by Jim Lundy
The Wall Street Journal reported over the weekend that Microsoft is in talks to buy ByteDance’s subsidiary TikTok. There are many reasons for Microsoft to buy TikTok and there are many reasons why they should avoid it. This blog discusses the positives and negatives of a Microsoft-TikTok deal.
The US-China Privacy Issue and the need to Sell TikTok’s US Operation
The US has accused China of espionage and has recently closed the Chinese Consulate in Houston, Texas. TikTok is owned by China-based ByteDance and the US has accused China of potentially using TikTok for espionage on US Citizens. So, the sale of the US arm of TikTok is due to the pending US ban of TikTok for these privacy reasons.
The Good—Why TikTok Would Be Good for Microsoft
The key reason that TikTok would be good for Microsoft is that consumer stocks like Twitter and Facebook have high valuations in the public markets. Since ByteDance’s TikTok US operations only had revenue of $300 million in the US, we expect a lower price—say $5-10 billion, but not the $50 billion some are worried that Microsoft CEO Satya Nadella could be convinced to pay.
Microsoft has a history of overpaying for companies. Just a few years back they pay 26 billion for LinkedIn and they have yet to recoup even a fraction of that price.
The other benefit of Microsoft buying TikTok is the potential revenue upside. All Microsoft needs to do is to keep up the viral usage of Tick Tock and continue to build it out to add revenues that compete with Instagram and Pinterest—then it has a cash machine. Hold on though, consumer businesses are not that easy.
The Bad—Why TikTok Would Be Bad for Microsoft
TikTok will be bad for Microsoft because Microsoft is an enterprise company. Over the years they’ve proven repeatedly that their company culture is not good at focusing on selling to consumers. The Xbox franchise is now delivering revenue (up to $10 billion a year) after years of losses.
TikTok, however, is not gaming, it is an advertising play. That puts it in the gunsights of Facebook/Instagram and Snapchat, which has seen significant success with ads spliced in between consumer videos.
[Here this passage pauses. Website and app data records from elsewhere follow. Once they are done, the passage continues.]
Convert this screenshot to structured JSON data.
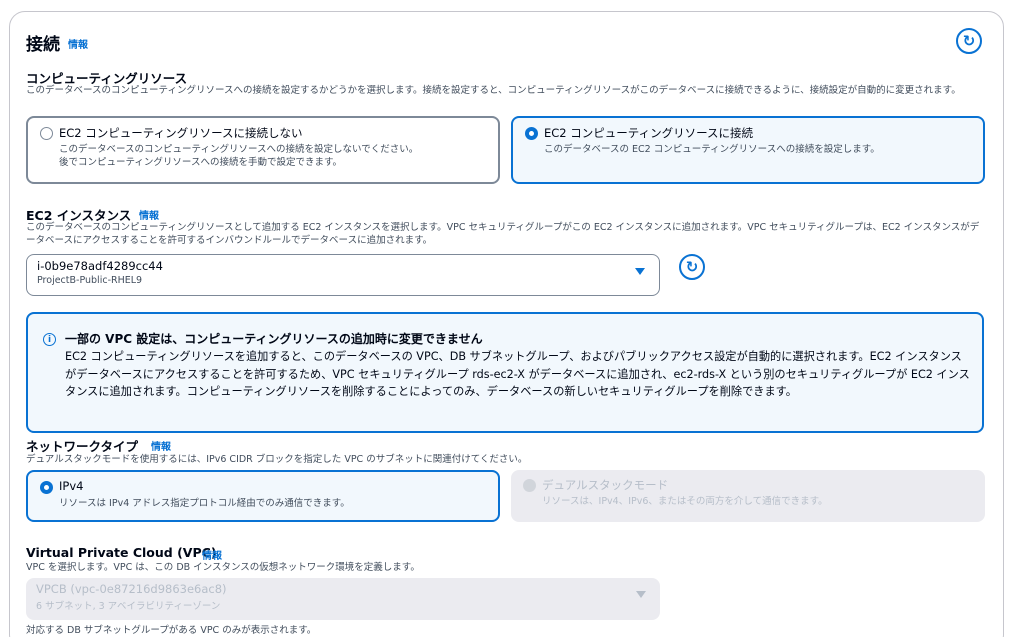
{
  "connection": {
    "title": "接続",
    "info": "情報"
  },
  "compute": {
    "title": "コンピューティングリソース",
    "description": "このデータベースのコンピューティングリソースへの接続を設定するかどうかを選択します。接続を設定すると、コンピューティングリソースがこのデータベースに接続できるように、接続設定が自動的に変更されます。",
    "options": [
      {
        "label": "EC2 コンピューティングリソースに接続しない",
        "desc1": "このデータベースのコンピューティングリソースへの接続を設定しないでください。",
        "desc2": "後でコンピューティングリソースへの接続を手動で設定できます。",
        "selected": false
      },
      {
        "label": "EC2 コンピューティングリソースに接続",
        "desc1": "このデータベースの EC2 コンピューティングリソースへの接続を設定します。",
        "selected": true
      }
    ]
  },
  "ec2": {
    "title": "EC2 インスタンス",
    "info": "情報",
    "description": "このデータベースのコンピューティングリソースとして追加する EC2 インスタンスを選択します。VPC セキュリティグループがこの EC2 インスタンスに追加されます。VPC セキュリティグループは、EC2 インスタンスがデータベースにアクセスすることを許可するインバウンドルールでデータベースに追加されます。",
    "selected_id": "i-0b9e78adf4289cc44",
    "selected_name": "ProjectB-Public-RHEL9"
  },
  "alert": {
    "title": "一部の VPC 設定は、コンピューティングリソースの追加時に変更できません",
    "body": "EC2 コンピューティングリソースを追加すると、このデータベースの VPC、DB サブネットグループ、およびパブリックアクセス設定が自動的に選択されます。EC2 インスタンスがデータベースにアクセスすることを許可するため、VPC セキュリティグループ rds-ec2-X がデータベースに追加され、ec2-rds-X という別のセキュリティグループが EC2 インスタンスに追加されます。コンピューティングリソースを削除することによってのみ、データベースの新しいセキュリティグループを削除できます。"
  },
  "network": {
    "title": "ネットワークタイプ",
    "info": "情報",
    "description": "デュアルスタックモードを使用するには、IPv6 CIDR ブロックを指定した VPC のサブネットに関連付けてください。",
    "options": [
      {
        "label": "IPv4",
        "desc": "リソースは IPv4 アドレス指定プロトコル経由でのみ通信できます。",
        "selected": true,
        "disabled": false
      },
      {
        "label": "デュアルスタックモード",
        "desc": "リソースは、IPv4、IPv6、またはその両方を介して通信できます。",
        "selected": false,
        "disabled": true
      }
    ]
  },
  "vpc": {
    "title": "Virtual Private Cloud (VPC)",
    "info": "情報",
    "description": "VPC を選択します。VPC は、この DB インスタンスの仮想ネットワーク環境を定義します。",
    "selected": "VPCB (vpc-0e87216d9863e6ac8)",
    "subtext": "6 サブネット, 3 アベイラビリティーゾーン",
    "footnote": "対応する DB サブネットグループがある VPC のみが表示されます。"
  },
  "colors": {
    "accent": "#0972d3",
    "text": "#000716",
    "secondary_text": "#414d5c",
    "selected_bg": "#f2f8fd",
    "disabled_bg": "#ebebf0"
  },
  "icons": {
    "refresh": "refresh-icon",
    "info": "info-circle-icon",
    "caret": "caret-down-icon"
  }
}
Satya may be thinking, “if Google can do it, why not us?” Google is mainly an advertising play. It makes money off of search. So, if Google can do it, why not Microsoft? Well, for starters, Bing is only now seeing success after years of struggling. As Microsoft has surged in the enterprise, Google continued to double down on search, and it has had to only recently decide to upgrade its executive staff for Google Cloud to compete head-on in the enterprise with Microsoft and Amazon AWS.
Microsoft is not good at consumer businesses and, just like the mobile phone disaster, which eventually led to Steve Ballmer’s departure from Microsoft, TikTok could be a distraction that Satya doesn’t need.
Microsoft is all about the enterprise. TikTok, while appearing to offer some great revenue potential to Microsoft—is out of Microsoft’s enterprise domain expertise. Microsoft is doing quite well under Satya Nadella. So, while the deal is tempting, in our opinion, Microsoft is better off passing on it.